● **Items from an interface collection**
++++++++++++++++++++
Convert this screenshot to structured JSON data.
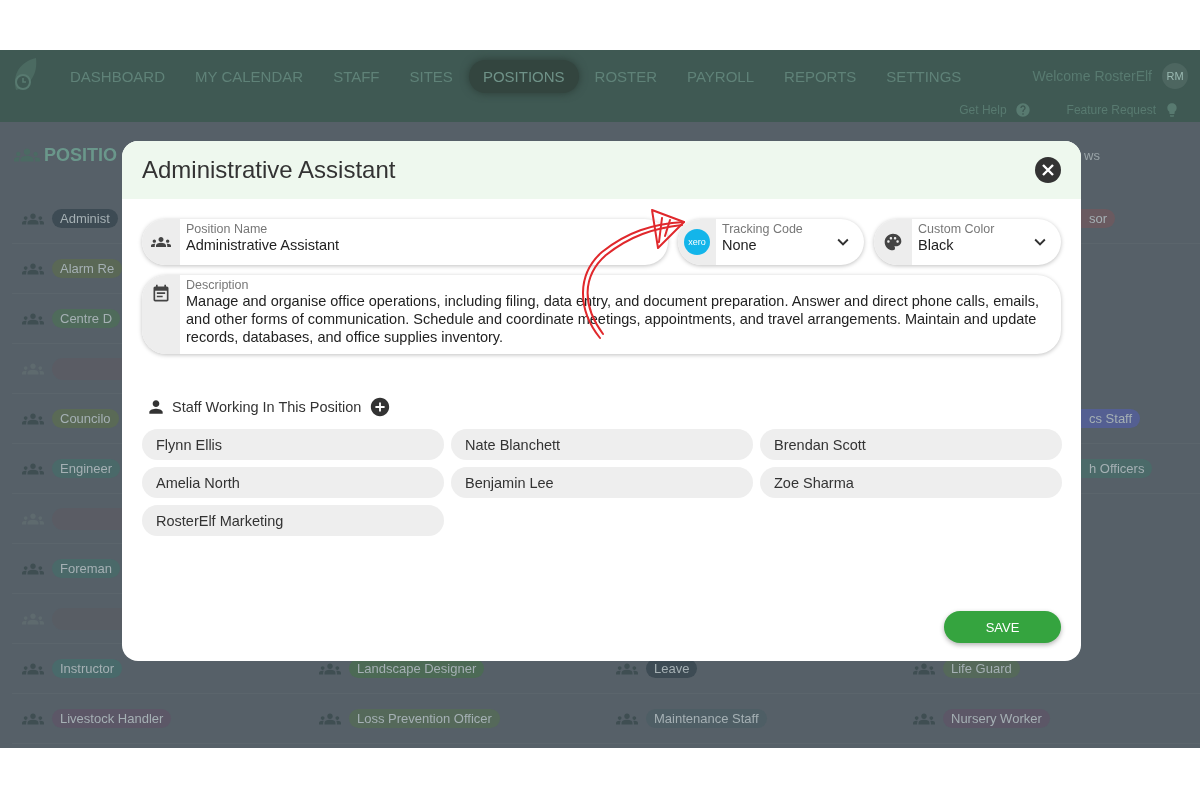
{
  "nav": {
    "items": [
      {
        "label": "DASHBOARD",
        "selected": false
      },
      {
        "label": "MY CALENDAR",
        "selected": false
      },
      {
        "label": "STAFF",
        "selected": false
      },
      {
        "label": "SITES",
        "selected": false
      },
      {
        "label": "POSITIONS",
        "selected": true
      },
      {
        "label": "ROSTER",
        "selected": false
      },
      {
        "label": "PAYROLL",
        "selected": false
      },
      {
        "label": "REPORTS",
        "selected": false
      },
      {
        "label": "SETTINGS",
        "selected": false
      }
    ],
    "welcome": "Welcome RosterElf",
    "avatar": "RM",
    "help": "Get Help",
    "feature_request": "Feature Request"
  },
  "page": {
    "title": "POSITIO",
    "corner_text": "ws",
    "rows": [
      {
        "cells": [
          {
            "kind": "chip",
            "label": "Administ",
            "color": "#3d4b54"
          },
          {
            "kind": "partial",
            "label": "sor",
            "color": "#6a5a60"
          }
        ]
      },
      {
        "cells": [
          {
            "kind": "chip",
            "label": "Alarm Re",
            "color": "#5a6856"
          }
        ]
      },
      {
        "cells": [
          {
            "kind": "chip",
            "label": "Centre D",
            "color": "#4f6b5b"
          }
        ]
      },
      {
        "cells": [
          {
            "kind": "faded",
            "color": "#5d5a62"
          }
        ]
      },
      {
        "cells": [
          {
            "kind": "chip",
            "label": "Councilo",
            "color": "#5a6a56"
          },
          {
            "kind": "partial",
            "label": "cs Staff",
            "color": "#545f92"
          }
        ]
      },
      {
        "cells": [
          {
            "kind": "chip",
            "label": "Engineer",
            "color": "#4a6969"
          },
          {
            "kind": "partial",
            "label": "h Officers",
            "color": "#4b6a69"
          }
        ]
      },
      {
        "cells": [
          {
            "kind": "faded",
            "color": "#5d5a62"
          }
        ]
      },
      {
        "cells": [
          {
            "kind": "chip",
            "label": "Foreman",
            "color": "#4a6969"
          }
        ]
      },
      {
        "cells": [
          {
            "kind": "faded",
            "color": "#5a5c63"
          }
        ]
      },
      {
        "cells": [
          {
            "kind": "chip",
            "label": "Instructor",
            "color": "#496a6b"
          },
          {
            "kind": "chip",
            "label": "Landscape Designer",
            "color": "#4c6a55"
          },
          {
            "kind": "chip",
            "label": "Leave",
            "color": "#3d4b54"
          },
          {
            "kind": "chip",
            "label": "Life Guard",
            "color": "#55695a"
          }
        ]
      },
      {
        "cells": [
          {
            "kind": "chip",
            "label": "Livestock Handler",
            "color": "#5c5767"
          },
          {
            "kind": "chip",
            "label": "Loss Prevention Officer",
            "color": "#55695a"
          },
          {
            "kind": "chip",
            "label": "Maintenance Staff",
            "color": "#4e5e65"
          },
          {
            "kind": "chip",
            "label": "Nursery Worker",
            "color": "#5c5767"
          }
        ]
      }
    ]
  },
  "dialog": {
    "title": "Administrative Assistant",
    "position_name": {
      "label": "Position Name",
      "value": "Administrative Assistant"
    },
    "tracking_code": {
      "label": "Tracking Code",
      "value": "None",
      "logo_text": "xero"
    },
    "custom_color": {
      "label": "Custom Color",
      "value": "Black"
    },
    "description": {
      "label": "Description",
      "value": "Manage and organise office operations, including filing, data entry, and document preparation. Answer and direct phone calls, emails, and other forms of communication. Schedule and coordinate meetings, appointments, and travel arrangements. Maintain and update records, databases, and office supplies inventory."
    },
    "staff": {
      "heading": "Staff Working In This Position",
      "members": [
        "Flynn Ellis",
        "Nate Blanchett",
        "Brendan Scott",
        "Amelia North",
        "Benjamin Lee",
        "Zoe Sharma",
        "RosterElf Marketing"
      ]
    },
    "save": "SAVE"
  }
}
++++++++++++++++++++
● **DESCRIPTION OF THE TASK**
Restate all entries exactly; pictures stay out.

● **ANSWER AREA**
Convert this screenshot to structured JSON data.
{
  "nav": {
    "items": [
      {
        "label": "DASHBOARD",
        "selected": false
      },
      {
        "label": "MY CALENDAR",
        "selected": false
      },
      {
        "label": "STAFF",
        "selected": false
      },
      {
        "label": "SITES",
        "selected": false
      },
      {
        "label": "POSITIONS",
        "selected": true
      },
      {
        "label": "ROSTER",
        "selected": false
      },
      {
        "label": "PAYROLL",
        "selected": false
      },
      {
        "label": "REPORTS",
        "selected": false
      },
      {
        "label": "SETTINGS",
        "selected": false
      }
    ],
    "welcome": "Welcome RosterElf",
    "avatar": "RM",
    "help": "Get Help",
    "feature_request": "Feature Request"
  },
  "page": {
    "title": "POSITIO",
    "corner_text": "ws",
    "rows": [
      {
        "cells": [
          {
            "kind": "chip",
            "label": "Administ",
            "color": "#3d4b54"
          },
          {
            "kind": "partial",
            "label": "sor",
            "color": "#6a5a60"
          }
        ]
      },
      {
        "cells": [
          {
            "kind": "chip",
            "label": "Alarm Re",
            "color": "#5a6856"
          }
        ]
      },
      {
        "cells": [
          {
            "kind": "chip",
            "label": "Centre D",
            "color": "#4f6b5b"
          }
        ]
      },
      {
        "cells": [
          {
            "kind": "faded",
            "color": "#5d5a62"
          }
        ]
      },
      {
        "cells": [
          {
            "kind": "chip",
            "label": "Councilo",
            "color": "#5a6a56"
          },
          {
            "kind": "partial",
            "label": "cs Staff",
            "color": "#545f92"
          }
        ]
      },
      {
        "cells": [
          {
            "kind": "chip",
            "label": "Engineer",
            "color": "#4a6969"
          },
          {
            "kind": "partial",
            "label": "h Officers",
            "color": "#4b6a69"
          }
        ]
      },
      {
        "cells": [
          {
            "kind": "faded",
            "color": "#5d5a62"
          }
        ]
      },
      {
        "cells": [
          {
            "kind": "chip",
            "label": "Foreman",
            "color": "#4a6969"
          }
        ]
      },
      {
        "cells": [
          {
            "kind": "faded",
            "color": "#5a5c63"
          }
        ]
      },
      {
        "cells": [
          {
            "kind": "chip",
            "label": "Instructor",
            "color": "#496a6b"
          },
          {
            "kind": "chip",
            "label": "Landscape Designer",
            "color": "#4c6a55"
          },
          {
            "kind": "chip",
            "label": "Leave",
            "color": "#3d4b54"
          },
          {
            "kind": "chip",
            "label": "Life Guard",
            "color": "#55695a"
          }
        ]
      },
      {
        "cells": [
          {
            "kind": "chip",
            "label": "Livestock Handler",
            "color": "#5c5767"
          },
          {
            "kind": "chip",
            "label": "Loss Prevention Officer",
            "color": "#55695a"
          },
          {
            "kind": "chip",
            "label": "Maintenance Staff",
            "color": "#4e5e65"
          },
          {
            "kind": "chip",
            "label": "Nursery Worker",
            "color": "#5c5767"
          }
        ]
      }
    ]
  },
  "dialog": {
    "title": "Administrative Assistant",
    "position_name": {
      "label": "Position Name",
      "value": "Administrative Assistant"
    },
    "tracking_code": {
      "label": "Tracking Code",
      "value": "None",
      "logo_text": "xero"
    },
    "custom_color": {
      "label": "Custom Color",
      "value": "Black"
    },
    "description": {
      "label": "Description",
      "value": "Manage and organise office operations, including filing, data entry, and document preparation. Answer and direct phone calls, emails, and other forms of communication. Schedule and coordinate meetings, appointments, and travel arrangements. Maintain and update records, databases, and office supplies inventory."
    },
    "staff": {
      "heading": "Staff Working In This Position",
      "members": [
        "Flynn Ellis",
        "Nate Blanchett",
        "Brendan Scott",
        "Amelia North",
        "Benjamin Lee",
        "Zoe Sharma",
        "RosterElf Marketing"
      ]
    },
    "save": "SAVE"
  }
}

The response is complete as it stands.